How to Make your Cardio More Bearable
1. Set a Goal
Before you start your workout, set a goal, and promise yourself you are absolutely going to reach that goal. You’re not going to get off the boring machine until you have hit that time, calorie, or distance goal. As a runner, my original tendency was to set distance goals, but that made me crazy. Choose whatever feels easiest to you—going for thirty minutes, burning 250 calories, or running two miles. I prefer to watch my calories because then I feel like I’m in control of how long or how fast I have to go. As long as I burn those calories, I can get off the hated machine.
There are fun apps and programs that can motivate you to meet your goals as well. I like tracking my workouts so I can compare them day-to-day and remember how hard I have worked. Here are a couple of my favorite apps for this kind of thing:
2. Prep your Pastime
There are a few ways you can go about this: if you have all the time in the world, you can get a long, easy workout in and partner your workout with a productive or extra-enjoyable pastime. If you’re not wanting to be in the gym all night, go with option two and choose a pastime that won’t slow you down.
Option 1: Slow and Steady
Sometimes I like to get on the stationary bike and go for an hour or even two. If you have this kind of time and a machine that allows you to do other distracting things at the same time, this makes a workout enjoyable and doubly productive. You can bring your homework—books to read are especially perfect as you work out. Studying and reading are great ways to make the time fly; you may even see taking breaks between studying to do your cardio a little harder as a nice break! I also like to go nice and slow and really get into an app or game. You can make Pinterest plans, upload photos, respond to e-mails, etc. if you have time to burn those calories.
Option 2: Get it Done
If you’re hoping to get your cardio done in under an hour or to burn a ton of calories in about an hour, you’ll want a less distracting pastime. My favorites are music and TV shows. Hulu Plus is a great way to get your favorite episodes on your smartphone or tablet. A TV show takes up a half hour or even an hour—the more you love your show selection, the more bearable your workout will become! As for music, make sure you have a few Pandora or Spotify stations that you trust will pump you up, or make a playlist before or at the beginning of your workout. If your music makes you feel like a beast, you’ll believe it as you get that cardio done. Some people like audio books as well—for me, they’re too distracting to remember to work hard.
Whichever pastime you choose, it is essential to keep yourself distracted. You might even look forward to your cardio time as a block of time that you can get things done or take a break from all of the stress in your life.

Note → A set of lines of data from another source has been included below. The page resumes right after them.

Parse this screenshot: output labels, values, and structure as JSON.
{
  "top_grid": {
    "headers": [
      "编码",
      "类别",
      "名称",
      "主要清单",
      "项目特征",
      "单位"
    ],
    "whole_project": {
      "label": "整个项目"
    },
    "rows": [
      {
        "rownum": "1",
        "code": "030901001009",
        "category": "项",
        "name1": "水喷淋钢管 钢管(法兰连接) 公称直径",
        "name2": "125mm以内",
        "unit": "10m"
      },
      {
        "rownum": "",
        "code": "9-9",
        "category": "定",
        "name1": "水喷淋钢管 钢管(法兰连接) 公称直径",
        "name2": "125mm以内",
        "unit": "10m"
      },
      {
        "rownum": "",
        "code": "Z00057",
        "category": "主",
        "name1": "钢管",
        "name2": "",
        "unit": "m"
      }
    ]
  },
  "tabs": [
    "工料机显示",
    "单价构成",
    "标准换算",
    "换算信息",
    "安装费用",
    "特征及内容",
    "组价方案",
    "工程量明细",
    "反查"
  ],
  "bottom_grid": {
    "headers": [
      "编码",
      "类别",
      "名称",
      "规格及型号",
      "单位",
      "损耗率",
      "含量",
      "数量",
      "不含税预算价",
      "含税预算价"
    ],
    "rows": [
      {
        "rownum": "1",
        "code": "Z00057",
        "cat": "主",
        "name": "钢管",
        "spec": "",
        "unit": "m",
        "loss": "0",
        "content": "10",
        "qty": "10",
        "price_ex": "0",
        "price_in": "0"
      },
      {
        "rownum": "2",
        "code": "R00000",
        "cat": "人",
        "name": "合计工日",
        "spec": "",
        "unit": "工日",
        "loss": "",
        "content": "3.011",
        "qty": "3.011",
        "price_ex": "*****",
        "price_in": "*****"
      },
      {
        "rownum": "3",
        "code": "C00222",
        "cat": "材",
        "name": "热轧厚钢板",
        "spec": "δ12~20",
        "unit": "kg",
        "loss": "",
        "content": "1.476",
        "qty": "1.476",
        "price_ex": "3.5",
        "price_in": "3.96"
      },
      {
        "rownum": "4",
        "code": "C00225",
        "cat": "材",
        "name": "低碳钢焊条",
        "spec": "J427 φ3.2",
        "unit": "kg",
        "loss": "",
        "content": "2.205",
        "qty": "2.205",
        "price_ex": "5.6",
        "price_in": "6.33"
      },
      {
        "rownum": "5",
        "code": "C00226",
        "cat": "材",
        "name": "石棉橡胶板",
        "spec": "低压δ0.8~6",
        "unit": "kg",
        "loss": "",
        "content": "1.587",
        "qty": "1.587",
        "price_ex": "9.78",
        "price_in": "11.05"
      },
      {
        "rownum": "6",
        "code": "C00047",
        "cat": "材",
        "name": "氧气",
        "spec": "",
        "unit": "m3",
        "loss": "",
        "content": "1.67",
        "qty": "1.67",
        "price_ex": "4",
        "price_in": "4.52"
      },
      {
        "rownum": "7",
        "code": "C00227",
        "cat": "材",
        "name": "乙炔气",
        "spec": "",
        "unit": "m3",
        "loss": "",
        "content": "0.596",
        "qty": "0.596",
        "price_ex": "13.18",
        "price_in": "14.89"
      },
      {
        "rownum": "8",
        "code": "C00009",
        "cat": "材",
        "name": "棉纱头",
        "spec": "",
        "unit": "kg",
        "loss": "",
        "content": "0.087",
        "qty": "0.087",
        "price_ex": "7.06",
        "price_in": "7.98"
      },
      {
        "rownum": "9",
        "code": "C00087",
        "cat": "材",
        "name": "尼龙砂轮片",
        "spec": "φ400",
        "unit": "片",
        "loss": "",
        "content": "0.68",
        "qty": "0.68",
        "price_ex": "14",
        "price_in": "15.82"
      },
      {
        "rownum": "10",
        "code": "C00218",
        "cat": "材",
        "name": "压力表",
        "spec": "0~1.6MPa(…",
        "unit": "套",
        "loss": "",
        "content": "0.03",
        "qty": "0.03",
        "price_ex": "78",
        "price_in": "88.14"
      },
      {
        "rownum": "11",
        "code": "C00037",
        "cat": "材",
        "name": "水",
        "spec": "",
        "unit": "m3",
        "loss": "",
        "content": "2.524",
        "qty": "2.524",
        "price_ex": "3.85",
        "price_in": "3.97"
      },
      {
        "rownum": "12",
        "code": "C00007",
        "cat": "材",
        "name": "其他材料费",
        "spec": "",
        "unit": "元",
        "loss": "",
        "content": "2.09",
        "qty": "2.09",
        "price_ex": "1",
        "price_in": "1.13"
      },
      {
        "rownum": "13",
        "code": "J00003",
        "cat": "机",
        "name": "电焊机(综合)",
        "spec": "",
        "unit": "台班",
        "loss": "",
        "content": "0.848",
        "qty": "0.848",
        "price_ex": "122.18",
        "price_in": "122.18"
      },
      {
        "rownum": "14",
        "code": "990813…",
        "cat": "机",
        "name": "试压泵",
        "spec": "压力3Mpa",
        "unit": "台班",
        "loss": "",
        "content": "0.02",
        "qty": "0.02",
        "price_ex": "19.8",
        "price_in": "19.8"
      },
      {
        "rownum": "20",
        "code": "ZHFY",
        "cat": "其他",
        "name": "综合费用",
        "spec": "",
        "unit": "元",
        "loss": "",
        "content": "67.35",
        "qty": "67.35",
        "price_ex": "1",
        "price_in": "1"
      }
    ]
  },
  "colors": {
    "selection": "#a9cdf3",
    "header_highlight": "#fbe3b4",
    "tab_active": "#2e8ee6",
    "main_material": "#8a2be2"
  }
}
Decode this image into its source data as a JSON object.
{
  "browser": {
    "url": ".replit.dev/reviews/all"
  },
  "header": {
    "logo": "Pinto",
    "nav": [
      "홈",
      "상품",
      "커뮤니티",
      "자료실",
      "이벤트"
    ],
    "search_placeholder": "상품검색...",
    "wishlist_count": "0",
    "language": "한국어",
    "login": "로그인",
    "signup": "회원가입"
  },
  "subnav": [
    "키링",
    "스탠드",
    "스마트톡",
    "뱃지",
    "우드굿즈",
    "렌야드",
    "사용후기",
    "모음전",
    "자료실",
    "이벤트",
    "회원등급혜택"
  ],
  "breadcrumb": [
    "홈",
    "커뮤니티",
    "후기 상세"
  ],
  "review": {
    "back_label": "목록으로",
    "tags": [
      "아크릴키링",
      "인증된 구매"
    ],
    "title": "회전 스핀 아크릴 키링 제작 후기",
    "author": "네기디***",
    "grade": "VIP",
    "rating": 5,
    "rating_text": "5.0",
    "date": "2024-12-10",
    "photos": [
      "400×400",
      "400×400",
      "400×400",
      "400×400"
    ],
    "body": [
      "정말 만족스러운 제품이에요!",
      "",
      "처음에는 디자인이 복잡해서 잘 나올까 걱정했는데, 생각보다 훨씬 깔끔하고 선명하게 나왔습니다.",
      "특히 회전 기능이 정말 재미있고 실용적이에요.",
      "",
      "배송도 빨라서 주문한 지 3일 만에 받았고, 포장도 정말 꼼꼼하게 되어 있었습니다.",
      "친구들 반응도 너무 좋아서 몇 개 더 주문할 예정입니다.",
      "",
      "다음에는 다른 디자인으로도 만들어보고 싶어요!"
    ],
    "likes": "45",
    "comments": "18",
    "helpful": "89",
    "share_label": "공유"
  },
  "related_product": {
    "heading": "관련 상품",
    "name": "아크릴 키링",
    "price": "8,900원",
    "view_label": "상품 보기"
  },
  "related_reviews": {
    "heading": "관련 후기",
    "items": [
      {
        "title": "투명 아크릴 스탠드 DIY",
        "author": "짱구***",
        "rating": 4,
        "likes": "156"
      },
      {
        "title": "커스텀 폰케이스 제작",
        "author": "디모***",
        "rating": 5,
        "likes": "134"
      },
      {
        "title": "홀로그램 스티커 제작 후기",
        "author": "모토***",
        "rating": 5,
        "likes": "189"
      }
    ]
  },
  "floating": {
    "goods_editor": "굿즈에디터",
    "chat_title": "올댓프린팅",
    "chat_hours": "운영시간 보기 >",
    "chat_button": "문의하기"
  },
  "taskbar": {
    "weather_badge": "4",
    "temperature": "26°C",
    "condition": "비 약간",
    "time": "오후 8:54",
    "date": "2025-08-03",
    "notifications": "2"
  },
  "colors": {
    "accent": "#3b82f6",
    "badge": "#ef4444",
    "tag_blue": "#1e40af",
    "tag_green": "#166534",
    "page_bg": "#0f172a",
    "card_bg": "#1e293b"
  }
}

3. Interval Goals
This tip has made a world of difference in my patience for cardio. If you tend to watch your calories, distance, or time like I do, you’ll get more out of your workout and be less likely to lose your mind if you constantly have a goal to work on. Once again, choose an indicator—calories, time, or distance—and every time you hit one of your mini-goals, change up the workout. That may mean turning up the resistance, going faster, getting a sip of water, playing around with your music, turning down the resistance, or going slower. Here’s an example:
My Elliptical Workout
Calories 1-10: Level 1 resistance
Calories 10-20: Level 2 resistance
Calories 20-30: Level 3 resistance
Calories 30-40: Level 4 resistance
Calories 40-50: Level 5 resistance and a big drink from water bottle
Calories 50-60: Level 6 resistance
Calories 60-70: Level 7 resistance
Calories 70-80: Level 8 resistance and a big drink from water bottle
Calories 80-90: Level 9 resistance and switch from pumping arms to holding onto handles
Calories 90-100: Level 10 resistance and a big drink from water bottle
Calories 100-110: Level 9 resistance
Calories 110-120: Level 8 resistance and a big drink from water bottle
Calories 120-130: Level 7 resistance and switch from holding onto handles back to pumping arms
Calories 130-140: Level 6 resistance
Calories 140-150: Level 5 resistance and a big drink from water bottle
Calories 150-160: Level 4 resistance
Calories 160-170: Level 3 resistance
Calories 170-180: Level 2 resistance
Calories 180-190: Level 1 resistance
Calories 190-200: Very slow/cool down
Sorry for the lengthy explanation; you get my point. You see how many times I get to do something during my workout. This keeps boredom at bay and makes you feel like you’re getting closer to your goal all the time even when you’re still very far from it. If you want to take a break every 10 minutes, or once you’re halfway through your workout at 150 calories, for example, that’s a good motivator, too.
The message here is that it’s essential to remain interested in what you’re doing as you pump out that cardio. Set small goals and big goals and have distractions so that the workout feels like it flies by.